Scammers on dating sites/ghana
Nancy*, a 47-year-old single mother from North Yorkshire was conned out of over £350,000 that way: “I wasn't comfortable, and then I got so far in I couldn't get myself out, and I didn't want to walk away having lost £50,000 or what-have-you, so you keep going in the hope that you're wrong and this person is genuine,” she explained to the BBC.
Nancy is now facing bankruptcy, and although her case is extreme, the average victim of online dating fraud loses £10,000 according to Action Fraud.
After a couple of months, he said he had to go to the Middle East for an oil rig refurbishment and even sent Jane pictures of him in his hardhat on the rig.
She was all set to meet him at the airport when he suddenly messaged saying his funds had dried up and he needed £5,000.
And it’s not just particularly vulnerable people who fall victim either.
Con artists are increasingly creating fake online profiles and tricking people on dating sites into handing over often large sums of money.
One of the most common techniques is to build up trust with the person by messaging for weeks or even months before suddenly having an emergency - the fake person being mugged but their daughter needing urgent surgery, for example - and asking for money.
But then they suddenly need money for rent too, then food, then medical fees, and it can quickly escalate.
So what can you do to avoid being a victim of an online dating scam?

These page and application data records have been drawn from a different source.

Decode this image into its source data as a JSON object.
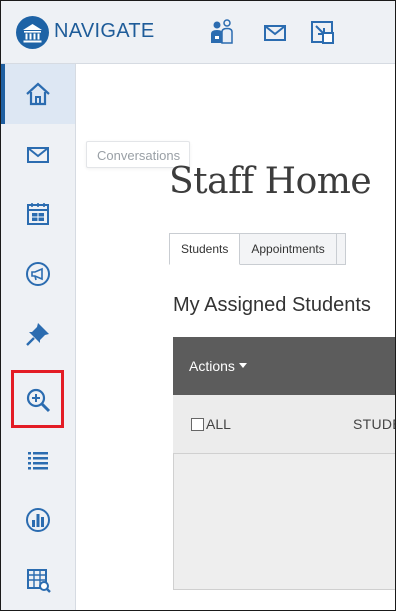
{
  "app": {
    "name": "NAVIGATE",
    "brand_color": "#1e63a6"
  },
  "top_icons": [
    "people-icon",
    "mail-icon",
    "window-arrow-icon"
  ],
  "sidebar": {
    "items": [
      {
        "icon": "home-icon",
        "active": true
      },
      {
        "icon": "mail-icon"
      },
      {
        "icon": "calendar-icon"
      },
      {
        "icon": "megaphone-icon"
      },
      {
        "icon": "pin-icon"
      },
      {
        "icon": "zoom-in-icon",
        "highlighted": true
      },
      {
        "icon": "list-icon"
      },
      {
        "icon": "chart-icon"
      },
      {
        "icon": "report-icon"
      }
    ],
    "highlight_color": "#e31c25"
  },
  "tooltip": "Conversations",
  "page": {
    "title": "Staff Home",
    "tabs": [
      {
        "label": "Students",
        "active": true
      },
      {
        "label": "Appointments"
      }
    ],
    "section_title": "My Assigned Students"
  },
  "table": {
    "actions_label": "Actions",
    "select_all_label": "ALL",
    "column_student": "STUDENT"
  }
}
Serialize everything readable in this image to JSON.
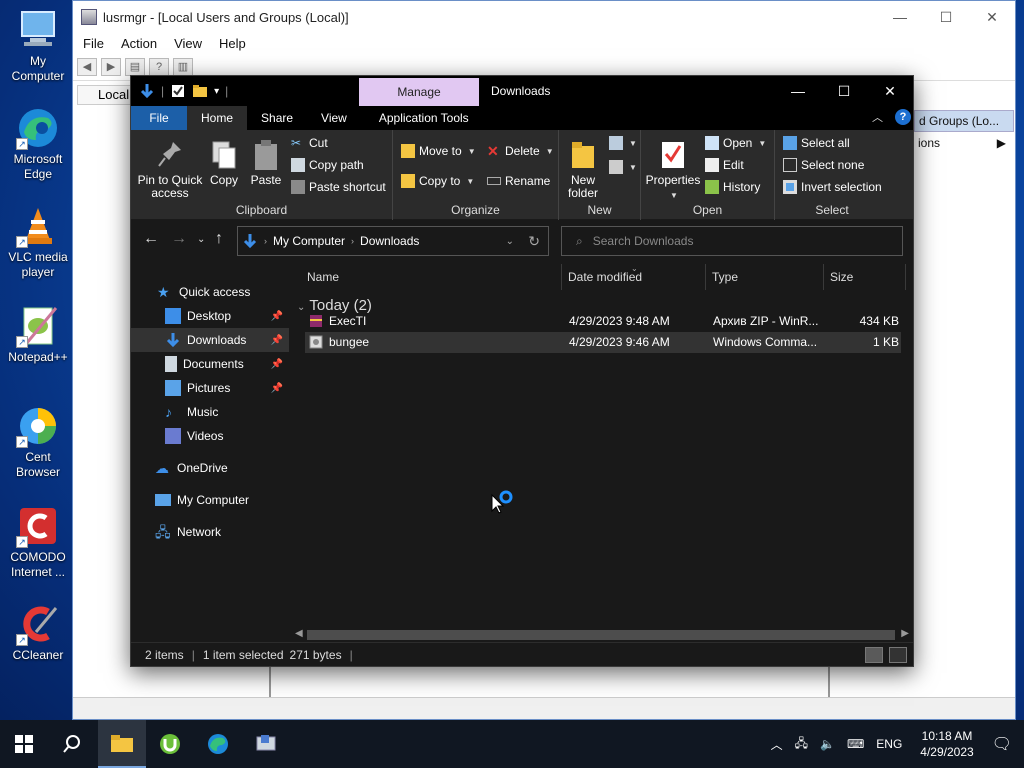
{
  "desktop": {
    "icons": [
      {
        "label": "My Computer"
      },
      {
        "label": "Microsoft Edge"
      },
      {
        "label": "VLC media player"
      },
      {
        "label": "Notepad++"
      },
      {
        "label": "Cent Browser"
      },
      {
        "label": "COMODO Internet ..."
      },
      {
        "label": "CCleaner"
      }
    ]
  },
  "lusrmgr": {
    "title": "lusrmgr - [Local Users and Groups (Local)]",
    "menu": [
      "File",
      "Action",
      "View",
      "Help"
    ],
    "tree_item": "Local",
    "actions_header": "d Groups (Lo...",
    "actions_row": "ions"
  },
  "explorer": {
    "title": "Downloads",
    "manage_tab": "Manage",
    "tabs": [
      "File",
      "Home",
      "Share",
      "View",
      "Application Tools"
    ],
    "ribbon": {
      "clipboard": {
        "name": "Clipboard",
        "pin": "Pin to Quick access",
        "copy": "Copy",
        "paste": "Paste",
        "cut": "Cut",
        "copy_path": "Copy path",
        "paste_shortcut": "Paste shortcut"
      },
      "organize": {
        "name": "Organize",
        "move_to": "Move to",
        "copy_to": "Copy to",
        "delete": "Delete",
        "rename": "Rename"
      },
      "new": {
        "name": "New",
        "new_folder": "New folder"
      },
      "open": {
        "name": "Open",
        "properties": "Properties",
        "open": "Open",
        "edit": "Edit",
        "history": "History"
      },
      "select": {
        "name": "Select",
        "select_all": "Select all",
        "select_none": "Select none",
        "invert": "Invert selection"
      }
    },
    "address": {
      "crumbs": [
        "My Computer",
        "Downloads"
      ]
    },
    "search": {
      "placeholder": "Search Downloads"
    },
    "nav": {
      "quick_access": "Quick access",
      "items": [
        "Desktop",
        "Downloads",
        "Documents",
        "Pictures",
        "Music",
        "Videos"
      ],
      "onedrive": "OneDrive",
      "my_computer": "My Computer",
      "network": "Network"
    },
    "columns": {
      "name": "Name",
      "date": "Date modified",
      "type": "Type",
      "size": "Size"
    },
    "group": "Today (2)",
    "files": [
      {
        "name": "ExecTI",
        "date": "4/29/2023 9:48 AM",
        "type": "Архив ZIP - WinR...",
        "size": "434 KB"
      },
      {
        "name": "bungee",
        "date": "4/29/2023 9:46 AM",
        "type": "Windows Comma...",
        "size": "1 KB"
      }
    ],
    "status": {
      "items": "2 items",
      "selected": "1 item selected",
      "size": "271 bytes",
      "sep": "|"
    }
  },
  "taskbar": {
    "lang": "ENG",
    "time": "10:18 AM",
    "date": "4/29/2023"
  }
}
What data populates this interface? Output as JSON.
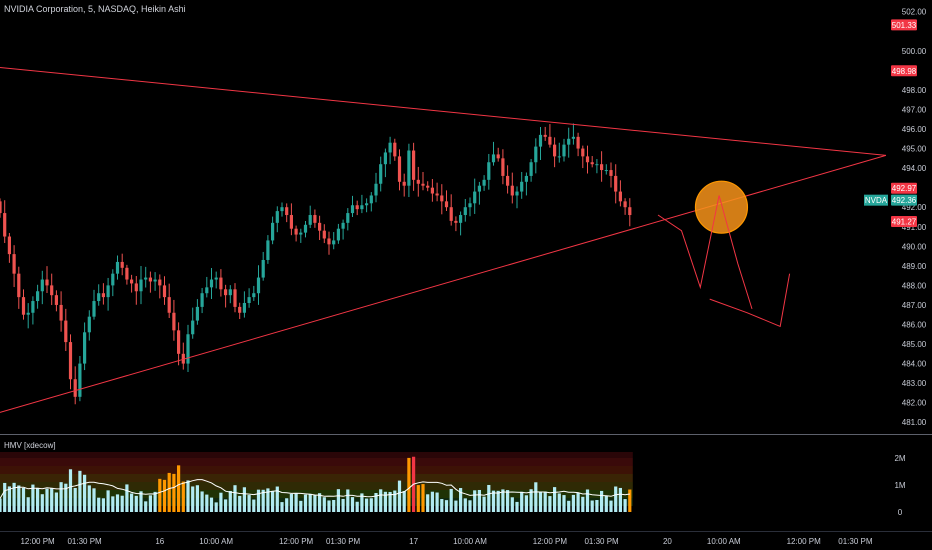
{
  "header": {
    "symbol_line": "NVIDIA Corporation, 5, NASDAQ, Heikin Ashi"
  },
  "indicator": {
    "label": "HMV [xdecow]"
  },
  "colors": {
    "up": "#26a69a",
    "down": "#ef5350",
    "line": "#f23645",
    "circle_fill": "#f7931a",
    "vol_light": "#b2ebf2",
    "vol_hot": "#ff9800",
    "vol_extreme": "#f23645",
    "avg_line": "#ffffff",
    "background": "#000000"
  },
  "chart_data": {
    "type": "candlestick",
    "symbol": "NVDA",
    "ylim": [
      480.5,
      502.6
    ],
    "y_ticks": [
      481,
      482,
      483,
      484,
      485,
      486,
      487,
      488,
      489,
      490,
      491,
      492,
      494,
      495,
      496,
      497,
      498,
      500,
      502
    ],
    "y_tick_labels": [
      "481.00",
      "482.00",
      "483.00",
      "484.00",
      "485.00",
      "486.00",
      "487.00",
      "488.00",
      "489.00",
      "490.00",
      "491.00",
      "492.00",
      "494.00",
      "495.00",
      "496.00",
      "497.00",
      "498.00",
      "500.00",
      "502.00"
    ],
    "price_tags": [
      {
        "label": "501.33",
        "value": 501.33,
        "color": "#f23645"
      },
      {
        "label": "498.98",
        "value": 498.98,
        "color": "#f23645"
      },
      {
        "label": "492.97",
        "value": 492.97,
        "color": "#f23645"
      },
      {
        "label": "492.36",
        "value": 492.36,
        "color": "#26a69a",
        "symbol_tag": "NVDA"
      },
      {
        "label": "491.27",
        "value": 491.27,
        "color": "#f23645"
      }
    ],
    "x_ticks": [
      {
        "label": "12:00 PM",
        "bar": 8
      },
      {
        "label": "01:30 PM",
        "bar": 18
      },
      {
        "label": "16",
        "bar": 34
      },
      {
        "label": "10:00 AM",
        "bar": 46
      },
      {
        "label": "12:00 PM",
        "bar": 63
      },
      {
        "label": "01:30 PM",
        "bar": 73
      },
      {
        "label": "17",
        "bar": 88
      },
      {
        "label": "10:00 AM",
        "bar": 100
      },
      {
        "label": "12:00 PM",
        "bar": 117
      },
      {
        "label": "01:30 PM",
        "bar": 128
      },
      {
        "label": "20",
        "bar": 142
      },
      {
        "label": "10:00 AM",
        "bar": 154
      },
      {
        "label": "12:00 PM",
        "bar": 171
      },
      {
        "label": "01:30 PM",
        "bar": 182
      }
    ],
    "closes": [
      491.7,
      490.5,
      489.6,
      488.6,
      487.4,
      486.5,
      486.6,
      487.2,
      487.7,
      488.3,
      488.0,
      487.5,
      487.0,
      486.2,
      485.1,
      483.2,
      482.3,
      484.0,
      485.6,
      486.4,
      487.2,
      487.6,
      487.4,
      488.0,
      488.6,
      489.2,
      488.9,
      488.3,
      488.1,
      487.7,
      488.3,
      488.4,
      488.2,
      488.3,
      488.0,
      487.4,
      486.6,
      485.7,
      484.5,
      484.0,
      485.5,
      486.2,
      486.9,
      487.6,
      487.9,
      488.3,
      488.4,
      487.8,
      487.5,
      487.8,
      486.9,
      486.6,
      487.1,
      487.4,
      487.6,
      488.4,
      489.3,
      490.3,
      491.2,
      491.8,
      492.0,
      491.6,
      490.9,
      490.6,
      490.7,
      491.1,
      491.6,
      491.2,
      490.8,
      490.4,
      490.1,
      490.3,
      490.9,
      491.2,
      491.7,
      492.1,
      491.9,
      492.1,
      492.2,
      492.6,
      493.2,
      494.2,
      494.8,
      495.3,
      494.6,
      493.3,
      493.1,
      494.9,
      493.4,
      493.2,
      493.1,
      493.0,
      492.7,
      492.6,
      492.3,
      492.0,
      491.3,
      491.2,
      491.6,
      492.0,
      492.2,
      492.8,
      493.1,
      493.4,
      494.3,
      494.7,
      494.5,
      493.6,
      493.1,
      492.6,
      492.8,
      493.3,
      493.6,
      494.3,
      495.1,
      495.7,
      495.6,
      495.2,
      494.6,
      494.6,
      495.2,
      495.5,
      495.6,
      495.0,
      494.6,
      494.3,
      494.2,
      494.2,
      493.9,
      493.9,
      493.6,
      492.8,
      492.3,
      492.0,
      491.6
    ],
    "volume": {
      "ylim": [
        0,
        2.3
      ],
      "y_tick_labels": [
        "0",
        "1M",
        "2M"
      ],
      "y_ticks": [
        0,
        1,
        2
      ]
    },
    "trendlines": [
      {
        "name": "upper",
        "from": [
          0,
          499.15
        ],
        "to": [
          188.5,
          494.65
        ]
      },
      {
        "name": "lower",
        "from": [
          0,
          481.5
        ],
        "to": [
          188.5,
          494.65
        ]
      }
    ],
    "annotations": [
      {
        "type": "circle",
        "center": [
          153.5,
          492.0
        ],
        "label": ""
      },
      {
        "type": "path",
        "points": [
          [
            140,
            491.6
          ],
          [
            145,
            490.8
          ],
          [
            149,
            487.9
          ],
          [
            153,
            492.6
          ],
          [
            157,
            489.1
          ],
          [
            160,
            486.8
          ]
        ]
      },
      {
        "type": "path",
        "points": [
          [
            151,
            487.3
          ],
          [
            159,
            486.6
          ],
          [
            166,
            485.9
          ],
          [
            168,
            488.6
          ]
        ]
      }
    ]
  }
}
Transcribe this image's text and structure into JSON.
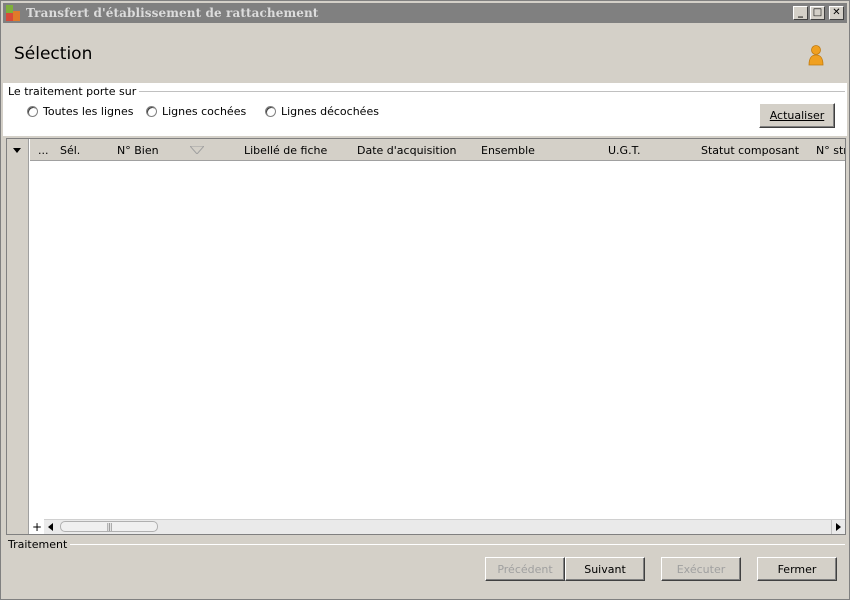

Jane advises meeting up with someone sooner rather than later - more often than not, scammers are based abroad and won’t be able to meet you.